**INSTRUCTIONS TO FOLLOW:** The finished copy should hold every entry exactly as given, and no pictures.

[Data excerpts]
_ _ _ _ _ _ _

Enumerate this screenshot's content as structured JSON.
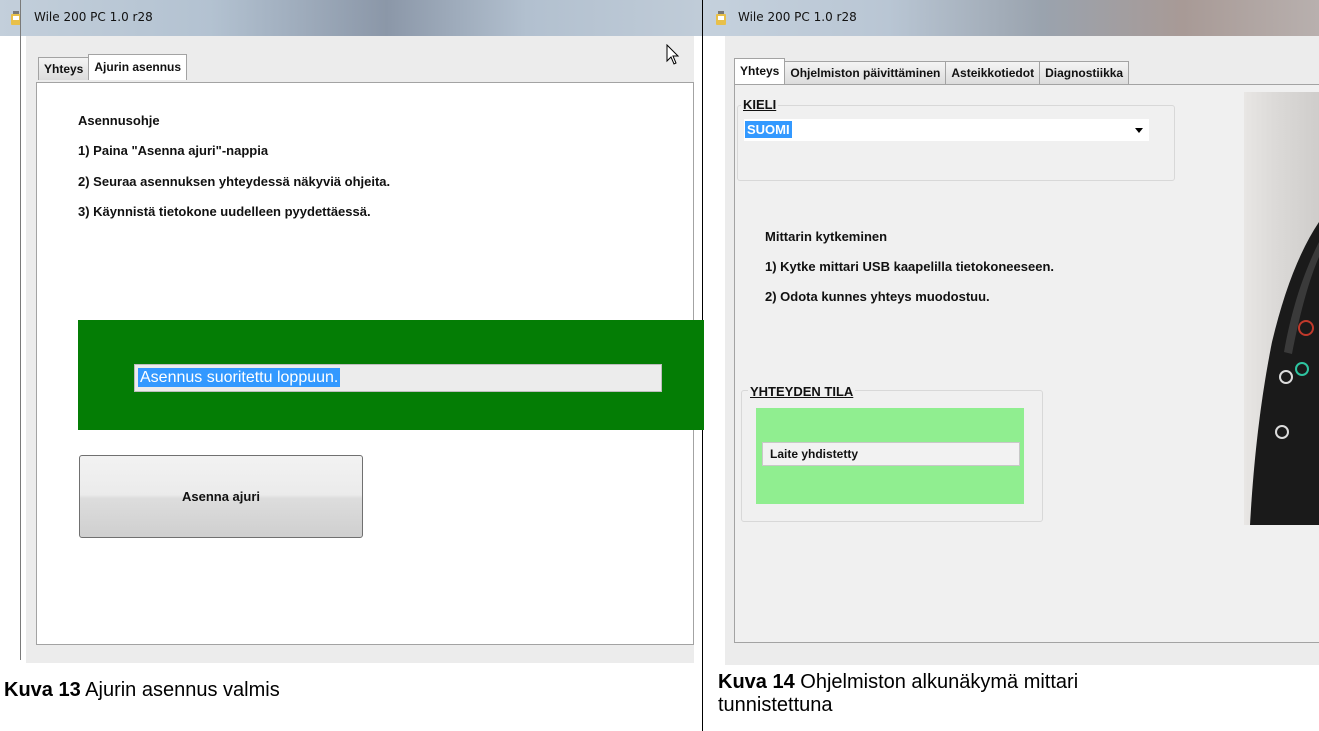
{
  "left": {
    "window_title": "Wile 200 PC 1.0 r28",
    "tabs": [
      "Yhteys",
      "Ajurin asennus"
    ],
    "instructions": {
      "heading": "Asennusohje",
      "steps": [
        "1) Paina \"Asenna ajuri\"-nappia",
        "2) Seuraa asennuksen yhteydessä näkyviä ohjeita.",
        "3) Käynnistä tietokone uudelleen pyydettäessä."
      ]
    },
    "status_text": "Asennus suoritettu loppuun.",
    "install_button": "Asenna ajuri",
    "caption": {
      "label": "Kuva 13",
      "text": " Ajurin asennus valmis"
    }
  },
  "right": {
    "window_title": "Wile 200 PC 1.0 r28",
    "tabs": [
      "Yhteys",
      "Ohjelmiston päivittäminen",
      "Asteikkotiedot",
      "Diagnostiikka"
    ],
    "language": {
      "label": "KIELI",
      "selected": "SUOMI"
    },
    "connect_instructions": {
      "heading": "Mittarin kytkeminen",
      "steps": [
        "1) Kytke mittari USB kaapelilla tietokoneeseen.",
        "2) Odota kunnes yhteys muodostuu."
      ]
    },
    "connection_state": {
      "label": "YHTEYDEN TILA",
      "value": "Laite yhdistetty"
    },
    "caption": {
      "label": "Kuva 14",
      "line1": " Ohjelmiston alkunäkymä mittari",
      "line2": "tunnistettuna"
    }
  },
  "colors": {
    "status_band": "#047d05",
    "selection": "#3399ff",
    "connected_panel": "#90ee90"
  },
  "icons": [
    "app-icon",
    "mouse-cursor-icon",
    "dropdown-arrow-icon"
  ]
}
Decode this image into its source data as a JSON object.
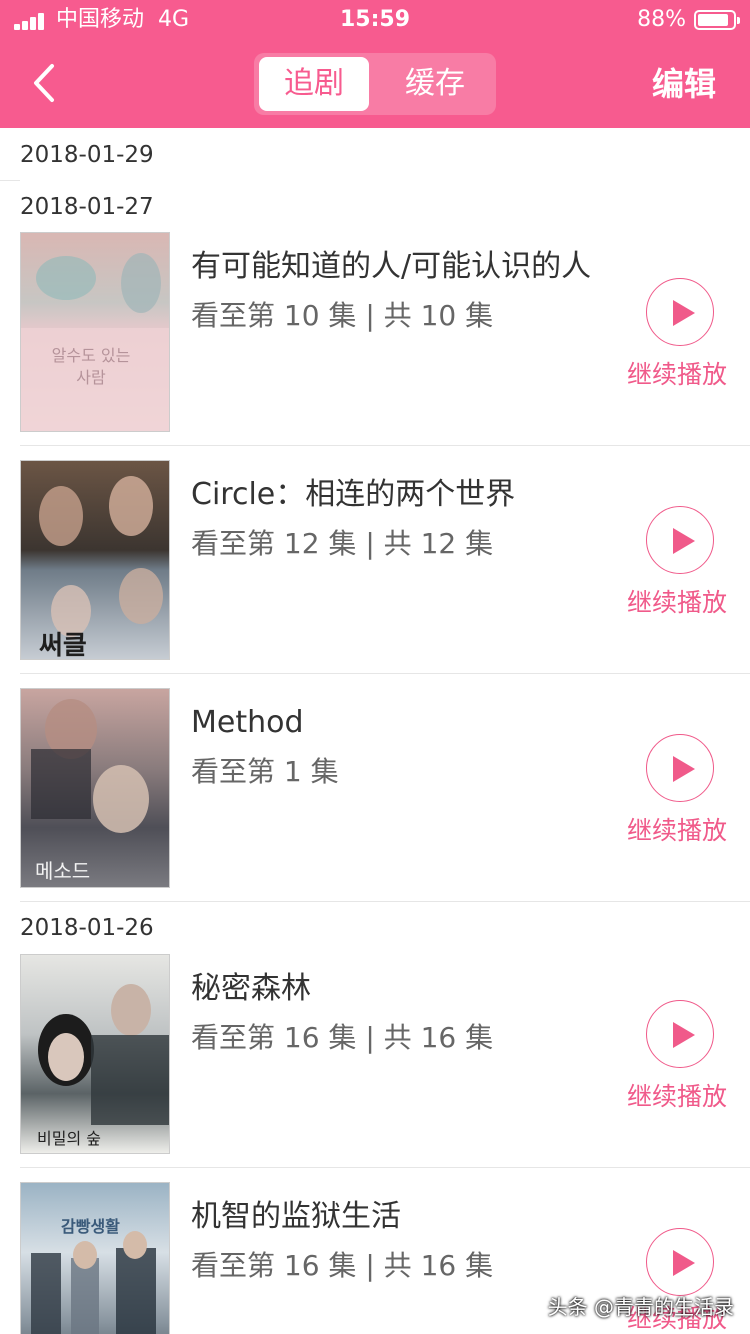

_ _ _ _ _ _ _

**WRITTEN RESPONSE:**
Enumerate this screenshot's content as structured JSON.
{
  "left": {
    "window_title": "Wile 200 PC 1.0 r28",
    "tabs": [
      "Yhteys",
      "Ajurin asennus"
    ],
    "instructions": {
      "heading": "Asennusohje",
      "steps": [
        "1) Paina \"Asenna ajuri\"-nappia",
        "2) Seuraa asennuksen yhteydessä näkyviä ohjeita.",
        "3) Käynnistä tietokone uudelleen pyydettäessä."
      ]
    },
    "status_text": "Asennus suoritettu loppuun.",
    "install_button": "Asenna ajuri",
    "caption": {
      "label": "Kuva 13",
      "text": " Ajurin asennus valmis"
    }
  },
  "right": {
    "window_title": "Wile 200 PC 1.0 r28",
    "tabs": [
      "Yhteys",
      "Ohjelmiston päivittäminen",
      "Asteikkotiedot",
      "Diagnostiikka"
    ],
    "language": {
      "label": "KIELI",
      "selected": "SUOMI"
    },
    "connect_instructions": {
      "heading": "Mittarin kytkeminen",
      "steps": [
        "1) Kytke mittari USB kaapelilla tietokoneeseen.",
        "2) Odota kunnes yhteys muodostuu."
      ]
    },
    "connection_state": {
      "label": "YHTEYDEN TILA",
      "value": "Laite yhdistetty"
    },
    "caption": {
      "label": "Kuva 14",
      "line1": " Ohjelmiston alkunäkymä mittari",
      "line2": "tunnistettuna"
    }
  },
  "colors": {
    "status_band": "#047d05",
    "selection": "#3399ff",
    "connected_panel": "#90ee90"
  },
  "icons": [
    "app-icon",
    "mouse-cursor-icon",
    "dropdown-arrow-icon"
  ]
}
Decode this image into its source data as a JSON object.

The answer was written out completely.